Data supplied>
================

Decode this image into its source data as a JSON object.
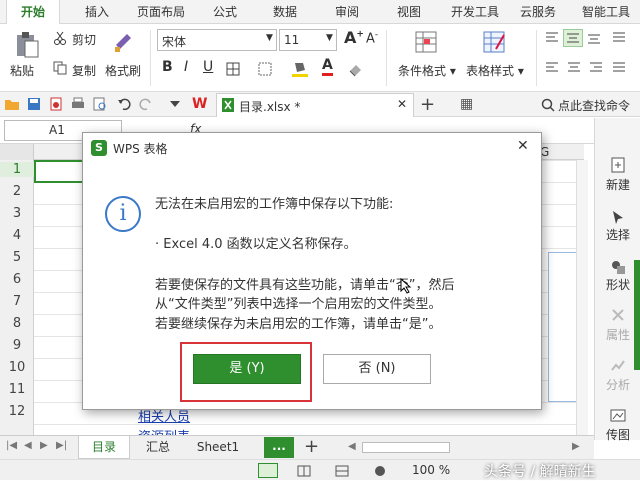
{
  "ribbon_tabs": [
    "开始",
    "插入",
    "页面布局",
    "公式",
    "数据",
    "审阅",
    "视图",
    "开发工具",
    "云服务",
    "智能工具"
  ],
  "ribbon": {
    "paste": "粘贴",
    "cut": "剪切",
    "copy": "复制",
    "format_painter": "格式刷",
    "font_name": "宋体",
    "font_size": "11",
    "bold": "B",
    "italic": "I",
    "underline": "U",
    "grow_font": "A",
    "shrink_font": "A",
    "font_color_letter": "A",
    "cond_format": "条件格式",
    "table_style": "表格样式"
  },
  "quickbar": {
    "wps_logo": "W",
    "doc_tab": "目录.xlsx *",
    "search_cmd": "点此查找命令"
  },
  "formula_bar": {
    "name_box": "A1",
    "fx": "fx"
  },
  "columns": {
    "g": "G"
  },
  "rows": [
    "1",
    "2",
    "3",
    "4",
    "5",
    "6",
    "7",
    "8",
    "9",
    "10",
    "11",
    "12"
  ],
  "cells": {
    "row12": "相关人员",
    "row13": "资源列表"
  },
  "side_panel": [
    "新建",
    "选择",
    "形状",
    "属性",
    "分析",
    "传图"
  ],
  "sheets": [
    "目录",
    "汇总",
    "Sheet1"
  ],
  "sheet_more": "...",
  "status": {
    "zoom": "100 %",
    "watermark": "头条号 / 解晴新生"
  },
  "dialog": {
    "title": "WPS 表格",
    "info_icon": "i",
    "line1": "无法在未启用宏的工作簿中保存以下功能:",
    "line2": "· Excel 4.0 函数以定义名称保存。",
    "line3": "若要使保存的文件具有这些功能，请单击“否”，然后",
    "line4": "从“文件类型”列表中选择一个启用宏的文件类型。",
    "line5": "若要继续保存为未启用宏的工作簿，请单击“是”。",
    "yes": "是 (Y)",
    "no": "否 (N)",
    "close": "✕"
  },
  "colors": {
    "accent": "#2f8f2f",
    "highlight_border": "#d9333a",
    "tab_active": "#2d7d2d"
  }
}
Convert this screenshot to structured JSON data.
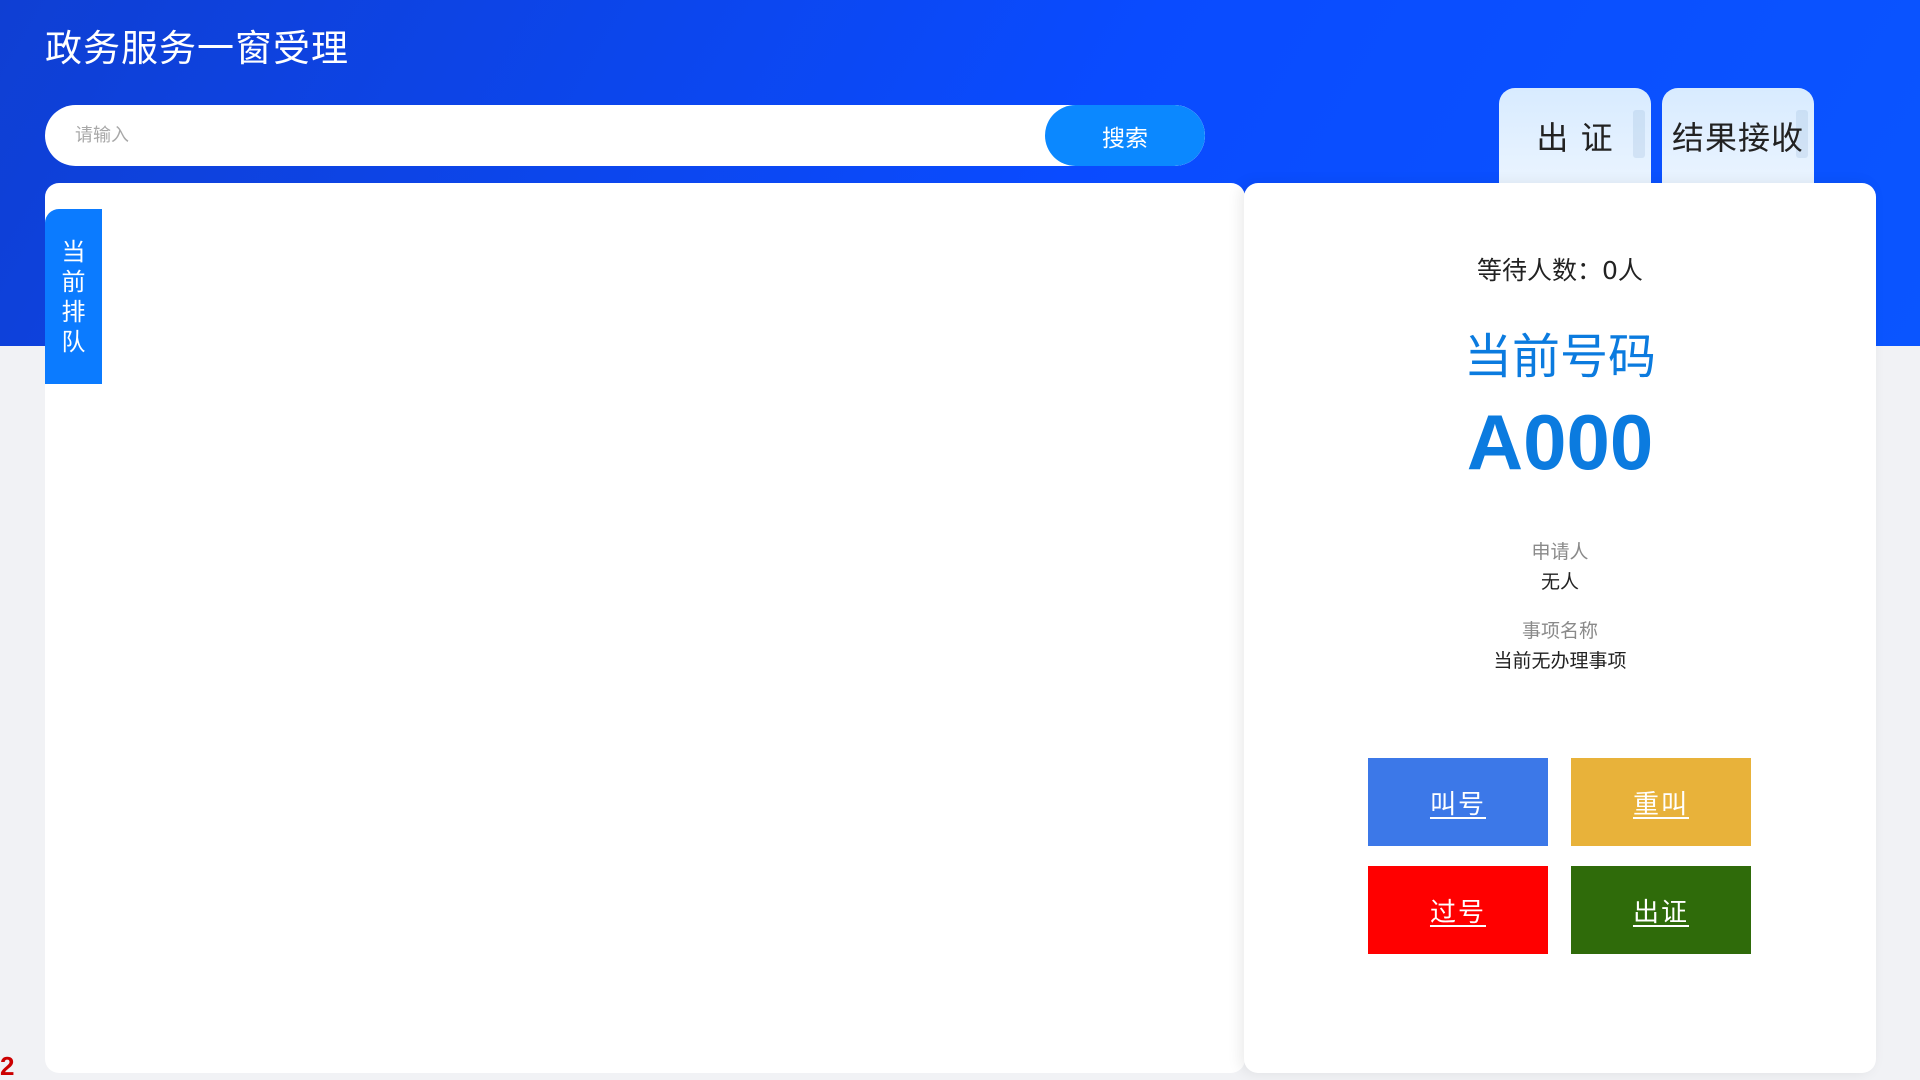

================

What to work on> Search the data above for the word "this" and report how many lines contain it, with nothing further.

Task solution> 2